Former CBI chief Digby Jones has clashed with Ministers who accused him of “protectionism” for urging police forces to buy British vehicles.

Lord Jones of Birmingham said businesses were being urged to pay more tax and employ more people - while the Government refused to support them by buying British-made products.

But he was criticised by Home Office Minister Lord Henley, who said the Government had no intention of telling police chief constables what cars to buy.

Lord Jones, who led the CBI for six years, joined the House of Lords in 2007 when he was appointed a business minister by Labour. He now sits as an independent.

The clash took place as Peers discussed the decision of police in Merseyside to phase out locally-made Vauxhall cars in favour of new cheaper Hyundais, made in Korea.
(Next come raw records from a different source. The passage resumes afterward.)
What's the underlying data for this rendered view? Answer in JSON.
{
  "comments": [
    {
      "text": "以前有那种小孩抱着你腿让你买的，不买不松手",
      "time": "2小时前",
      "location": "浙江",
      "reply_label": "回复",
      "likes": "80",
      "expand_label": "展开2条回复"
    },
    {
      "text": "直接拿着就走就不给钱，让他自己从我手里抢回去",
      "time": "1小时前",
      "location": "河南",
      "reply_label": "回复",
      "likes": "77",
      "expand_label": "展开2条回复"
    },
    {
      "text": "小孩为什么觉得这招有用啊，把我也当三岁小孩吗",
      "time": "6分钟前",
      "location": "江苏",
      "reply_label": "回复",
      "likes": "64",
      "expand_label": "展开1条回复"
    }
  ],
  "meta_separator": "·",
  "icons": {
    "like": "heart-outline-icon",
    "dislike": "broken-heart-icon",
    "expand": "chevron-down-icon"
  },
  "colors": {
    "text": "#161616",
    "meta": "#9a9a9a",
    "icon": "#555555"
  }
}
Lord Jones said: “Would the Minister agree with me that it is becoming increasingly difficult for the businesses of this nation to believe that Her Majesty’s Government want business to employ more people and pay more tax when they buy their ships from South Korea, their police vehicles from Korea, their trains from Germany and their cars from Japan?

“Further, would he agree that the EU procurement rules talk about best value and not best price, and that the Government increasingly show that they know the price of everything and the value of nothing?”

But Lord Henley told him: “I would not want to go down the line that the noble Lord is suggesting, which smacks, dare I say it, of protectionism.

“I want the police authorities and chief constables to buy the cars that they feel are best for their needs.”

Lord Jones was later backed by Black Country MP John Spellar (Lab Warley), who said: “The comments from 8th Baron Henley shows how out-of-touch our ruling class are.

“Every other European country backs their companies and workers. It shows how contemptuous they are of the people who produce the country’s wealth, employers and workers alike.”